- Not to be confused with Historical revisionism
Revisionism is a fundamental alteration of a theory, essentially usurping (though taking elements of) the former theory and replacing it with a new one. While the attributes of a theory are subject to change in accordance to changing historic circumstances, changing the fundamental basis of that theory is to nullify it in place of a new one.
Revisionist theory, politics and praxis are only so when examined through the lens of dialectical materialism and found incorrect in one of two ways: either contradicting past successes, such as the vanguard party, which was proven successful with the Bolsheviks, Communist Party of Vietnam, and the Communist Party of China, or by pushing errors with a history of failure and incoherence. The Narodniks were unable to cohesively grasp that the feudal landlord and peasant ends with the capital production of agriculture.
Eduard Berstein, infamously noted in Lenin's "What is to be done", was a leading theoretician of the German Social Democratic Party who originated the revisionist theory of evolutionary socialism. He rejected Marxist concepts of class struggle and world revolution, liquidating Marxism and removing its revolutionary elements to focus entirely on reformism.
Left & Right Deviation
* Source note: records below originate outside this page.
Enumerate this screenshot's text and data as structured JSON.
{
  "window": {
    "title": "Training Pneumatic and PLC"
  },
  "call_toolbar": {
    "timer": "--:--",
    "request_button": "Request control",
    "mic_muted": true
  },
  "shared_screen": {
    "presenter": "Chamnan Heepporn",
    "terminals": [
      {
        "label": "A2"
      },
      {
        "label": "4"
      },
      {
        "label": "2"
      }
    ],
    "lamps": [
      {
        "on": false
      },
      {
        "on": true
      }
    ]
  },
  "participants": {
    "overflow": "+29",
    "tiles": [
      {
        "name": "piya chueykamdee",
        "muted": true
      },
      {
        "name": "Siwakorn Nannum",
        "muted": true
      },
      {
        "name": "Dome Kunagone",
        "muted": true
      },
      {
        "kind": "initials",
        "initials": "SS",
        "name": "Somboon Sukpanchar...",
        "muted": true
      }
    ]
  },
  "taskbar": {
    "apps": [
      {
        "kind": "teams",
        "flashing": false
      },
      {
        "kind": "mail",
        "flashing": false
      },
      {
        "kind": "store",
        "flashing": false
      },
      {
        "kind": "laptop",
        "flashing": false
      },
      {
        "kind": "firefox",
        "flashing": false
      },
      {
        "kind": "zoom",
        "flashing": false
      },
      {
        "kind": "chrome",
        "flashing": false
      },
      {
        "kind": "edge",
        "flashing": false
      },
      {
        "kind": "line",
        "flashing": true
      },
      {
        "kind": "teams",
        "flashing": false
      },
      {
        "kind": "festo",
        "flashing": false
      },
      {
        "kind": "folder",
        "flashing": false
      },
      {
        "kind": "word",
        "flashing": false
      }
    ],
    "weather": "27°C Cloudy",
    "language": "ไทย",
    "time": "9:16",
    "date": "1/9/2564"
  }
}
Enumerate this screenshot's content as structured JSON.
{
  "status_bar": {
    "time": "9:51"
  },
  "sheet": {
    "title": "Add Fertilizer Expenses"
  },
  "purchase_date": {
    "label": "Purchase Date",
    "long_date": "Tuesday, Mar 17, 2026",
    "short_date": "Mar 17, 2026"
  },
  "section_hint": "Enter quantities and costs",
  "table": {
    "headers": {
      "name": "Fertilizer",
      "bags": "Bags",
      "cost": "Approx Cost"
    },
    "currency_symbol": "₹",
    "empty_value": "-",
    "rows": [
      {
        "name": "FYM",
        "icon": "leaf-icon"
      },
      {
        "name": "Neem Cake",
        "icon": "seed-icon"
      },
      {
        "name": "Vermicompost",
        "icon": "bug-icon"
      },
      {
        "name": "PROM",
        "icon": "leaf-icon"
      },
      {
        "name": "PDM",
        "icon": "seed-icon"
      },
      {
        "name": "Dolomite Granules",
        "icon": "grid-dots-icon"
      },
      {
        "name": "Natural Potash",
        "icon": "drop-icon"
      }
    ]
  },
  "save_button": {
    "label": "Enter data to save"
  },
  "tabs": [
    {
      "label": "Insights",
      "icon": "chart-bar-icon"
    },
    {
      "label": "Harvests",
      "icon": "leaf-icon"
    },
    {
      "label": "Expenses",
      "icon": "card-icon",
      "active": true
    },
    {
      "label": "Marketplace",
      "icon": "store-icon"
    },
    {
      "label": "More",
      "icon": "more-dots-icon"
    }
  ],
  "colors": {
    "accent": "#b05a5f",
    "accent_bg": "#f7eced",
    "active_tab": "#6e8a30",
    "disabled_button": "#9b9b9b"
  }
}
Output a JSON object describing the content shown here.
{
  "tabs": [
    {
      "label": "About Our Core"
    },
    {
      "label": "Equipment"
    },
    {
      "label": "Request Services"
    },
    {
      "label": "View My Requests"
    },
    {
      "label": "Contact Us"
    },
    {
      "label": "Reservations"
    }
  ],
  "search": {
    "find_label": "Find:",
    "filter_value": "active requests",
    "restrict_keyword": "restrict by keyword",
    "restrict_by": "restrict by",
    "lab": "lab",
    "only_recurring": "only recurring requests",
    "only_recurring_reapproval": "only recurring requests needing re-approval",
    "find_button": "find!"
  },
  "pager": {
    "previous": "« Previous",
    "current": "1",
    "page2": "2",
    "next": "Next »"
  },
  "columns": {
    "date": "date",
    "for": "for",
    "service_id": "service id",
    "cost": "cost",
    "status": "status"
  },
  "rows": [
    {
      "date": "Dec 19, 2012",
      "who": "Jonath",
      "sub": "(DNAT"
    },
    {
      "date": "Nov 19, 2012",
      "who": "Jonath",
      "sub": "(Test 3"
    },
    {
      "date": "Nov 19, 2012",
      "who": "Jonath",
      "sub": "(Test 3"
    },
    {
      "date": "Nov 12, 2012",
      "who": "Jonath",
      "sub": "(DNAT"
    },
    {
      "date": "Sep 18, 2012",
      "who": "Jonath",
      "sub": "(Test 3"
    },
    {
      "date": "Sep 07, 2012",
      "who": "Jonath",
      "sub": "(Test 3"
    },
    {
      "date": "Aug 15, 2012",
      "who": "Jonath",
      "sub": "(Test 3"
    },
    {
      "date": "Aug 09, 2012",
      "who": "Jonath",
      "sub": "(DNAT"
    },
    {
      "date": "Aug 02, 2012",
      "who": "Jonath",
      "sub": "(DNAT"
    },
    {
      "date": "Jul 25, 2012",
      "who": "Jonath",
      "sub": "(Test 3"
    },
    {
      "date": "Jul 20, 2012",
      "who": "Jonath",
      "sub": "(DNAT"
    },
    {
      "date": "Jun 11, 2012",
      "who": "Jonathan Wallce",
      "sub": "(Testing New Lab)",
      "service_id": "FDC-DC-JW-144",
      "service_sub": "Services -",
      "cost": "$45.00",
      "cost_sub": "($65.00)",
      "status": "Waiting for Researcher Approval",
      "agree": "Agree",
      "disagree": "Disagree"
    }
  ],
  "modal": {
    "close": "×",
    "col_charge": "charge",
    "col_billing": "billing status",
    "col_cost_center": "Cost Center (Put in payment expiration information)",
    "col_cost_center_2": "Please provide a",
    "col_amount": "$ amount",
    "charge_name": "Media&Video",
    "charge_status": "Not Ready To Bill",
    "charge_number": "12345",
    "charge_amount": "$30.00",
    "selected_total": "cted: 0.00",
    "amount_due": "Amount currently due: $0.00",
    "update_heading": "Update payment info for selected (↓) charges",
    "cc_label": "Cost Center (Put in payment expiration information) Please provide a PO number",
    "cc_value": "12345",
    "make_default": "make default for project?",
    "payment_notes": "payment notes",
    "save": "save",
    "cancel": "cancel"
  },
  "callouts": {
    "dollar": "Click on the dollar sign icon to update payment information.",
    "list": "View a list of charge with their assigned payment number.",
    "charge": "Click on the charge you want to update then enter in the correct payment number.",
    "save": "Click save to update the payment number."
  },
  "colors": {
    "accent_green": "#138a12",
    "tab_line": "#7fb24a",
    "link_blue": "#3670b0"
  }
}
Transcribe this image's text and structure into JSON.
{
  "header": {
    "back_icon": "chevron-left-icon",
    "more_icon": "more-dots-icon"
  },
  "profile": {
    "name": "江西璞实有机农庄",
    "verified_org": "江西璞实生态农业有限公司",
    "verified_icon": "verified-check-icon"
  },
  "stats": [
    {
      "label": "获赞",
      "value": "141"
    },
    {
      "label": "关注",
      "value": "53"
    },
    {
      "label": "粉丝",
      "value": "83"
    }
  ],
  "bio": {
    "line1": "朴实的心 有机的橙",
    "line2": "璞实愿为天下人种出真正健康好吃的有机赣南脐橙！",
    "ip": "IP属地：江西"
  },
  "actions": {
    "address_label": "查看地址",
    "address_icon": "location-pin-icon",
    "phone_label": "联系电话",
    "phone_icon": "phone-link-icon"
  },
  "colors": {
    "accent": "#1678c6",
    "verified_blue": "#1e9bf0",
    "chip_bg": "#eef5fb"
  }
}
Trotskyism and Maoism are often described within Marxism Leninism circles as left deviations that do not engage in sufficient criticism and self-criticism and thus fall off the path of scientific socialism. In parallel, reformism is a right deviation that cedes one of the fundamental aims of Marxism: the abolition of and replacement by proletarian structures regarding the bourgeois control over the means of production.